In all, roughly 5 million ELLs attend U.S. public schools. Spanish was the home language of 3.7 million ELL students in 2014–15, representing 77.1% of all ELL students and 7.6% of all public K–12 students.
While bilingual children starting school may face initial challenges if they don’t speak English, it is important for parents to understand that being bilingual does not cause delays in a child’s speech/language development. Some special treatment considerations are involved when bilingual children have speech/language disorders. However, parents should know that the disorders are not caused by being exposed to two languages. In fact, being bilingual provides children with many long-term advantages—educational and otherwise.
Young children who are exposed to two languages have the same speech/language development trajectory as those who are exposed to one language. As with other children, most bilingual children will speak their first word by age 1 (such as “mama” or “dada”) and will use two-word phrases by age 2 (such as “my ball” or “more juice”). Some bilingual children may mix grammar rules from time to time, or they might use words from both languages in the same sentence. This is a normal part of bilingual language development and does not mean that a child is confused.

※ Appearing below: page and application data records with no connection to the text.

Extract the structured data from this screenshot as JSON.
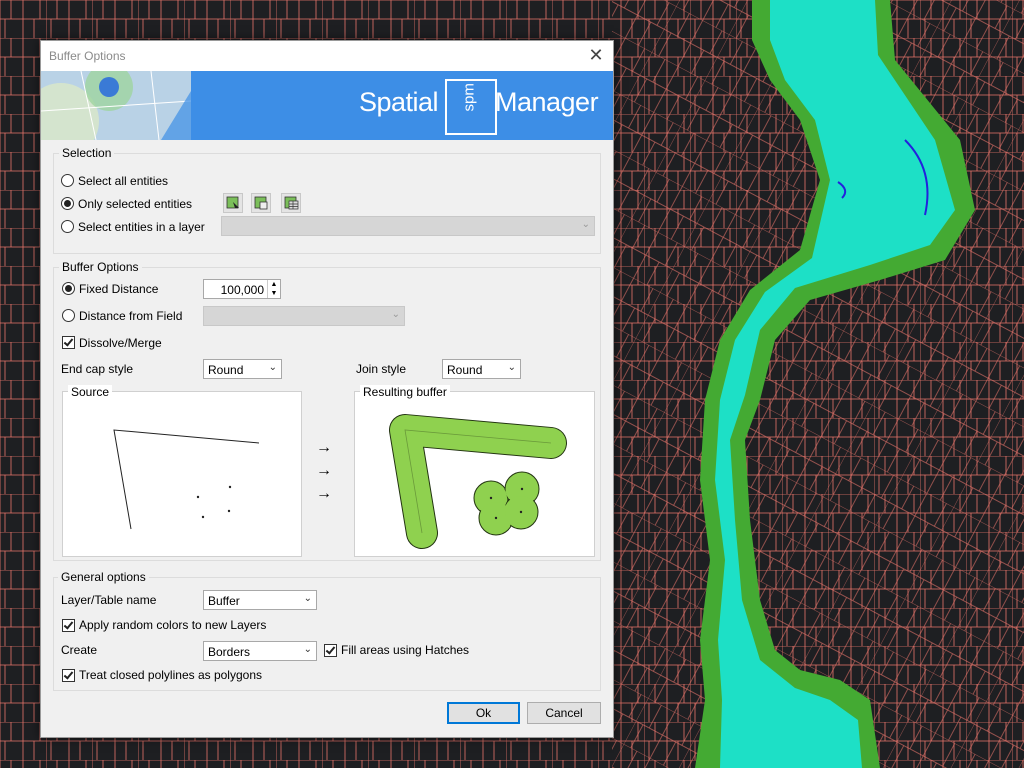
{
  "dialog": {
    "title": "Buffer Options",
    "close_glyph": "✕",
    "banner": {
      "brand_left": "Spatial",
      "brand_mark": "spm",
      "brand_right": "Manager"
    }
  },
  "selection": {
    "title": "Selection",
    "options": [
      {
        "label": "Select all entities",
        "selected": false
      },
      {
        "label": "Only selected entities",
        "selected": true
      },
      {
        "label": "Select entities in a layer",
        "selected": false
      }
    ],
    "tool_icons": [
      "select-pick-icon",
      "select-layer-icon",
      "select-table-icon"
    ],
    "layer_combo_value": ""
  },
  "buffer": {
    "title": "Buffer Options",
    "fixed_distance_label": "Fixed Distance",
    "fixed_distance_selected": true,
    "fixed_distance_value": "100,000",
    "distance_field_label": "Distance from Field",
    "distance_field_selected": false,
    "distance_field_value": "",
    "dissolve_label": "Dissolve/Merge",
    "dissolve_checked": true,
    "endcap_label": "End cap style",
    "endcap_value": "Round",
    "join_label": "Join style",
    "join_value": "Round",
    "source_label": "Source",
    "result_label": "Resulting buffer",
    "arrows": [
      "→",
      "→",
      "→"
    ]
  },
  "general": {
    "title": "General options",
    "layer_name_label": "Layer/Table name",
    "layer_name_value": "Buffer",
    "random_colors_label": "Apply random colors to new Layers",
    "random_colors_checked": true,
    "create_label": "Create",
    "create_value": "Borders",
    "hatches_label": "Fill areas using Hatches",
    "hatches_checked": true,
    "closed_polylines_label": "Treat closed polylines as polygons",
    "closed_polylines_checked": true
  },
  "buttons": {
    "ok": "Ok",
    "cancel": "Cancel"
  },
  "colors": {
    "map_background": "#1e1f22",
    "parcel_lines": "#e8746a",
    "river_fill": "#1de0c6",
    "buffer_green": "#44aa33",
    "banner_blue": "#3d8ee6",
    "buffer_preview_fill": "#8fd14f"
  }
}
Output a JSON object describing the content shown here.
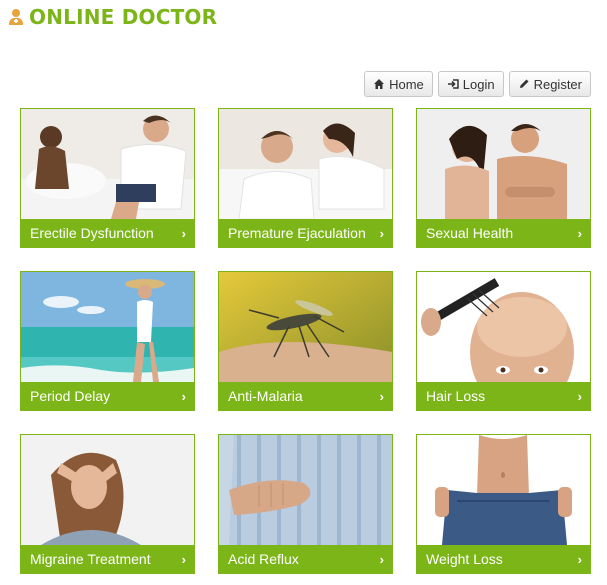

If a child has a speech/language problem, it will show up in both languages. Here are some tips for parents who are concerned:
Become familiar with communication milestones. Children who are exposed to two or more languages should meet the same developmental milestones that other children meet. Parents should pay close attention to these milestones and learn the initial signs of a communication disorder.
Seek out a bilingual professional. If a child has not met communication milestones, seek out an evaluation by a bilingual speech-language pathologist who is knowledgeable in the area of second language acquisition. A searchable database of professionals nationwide is available at www.asha.org/profind. Pediatricians, friends, and neighbors may also have recommendations. If a bilingual speech-language pathologist is not available in an area, look for a speech-language pathologist who can work with an interpreter.
Contact the local school system. School-age children who require assistance can receive services within their schools. Younger children may qualify for the local Early Intervention program, also administered through the school system. For a communication disorder, the earlier that treatment begins, the better—so don’t delay if there is any concern.
Joanne Summer, MA, CCC-SLP, a speech-language pathologist based in Morristown, NJ, has helped hundreds of children improve their speech sound production and language skills. She founded Well Spoken Speech Therapy, LLC, in 2014 after spending 12 years providing therapy to children (K-5) in the New Jersey public school system. In private practice, her clients also include younger children and adolescents. In addition, she treats people of all ages who stutter or otherwise find it difficult to speak fluently—an area in which she has received extensive specialized training.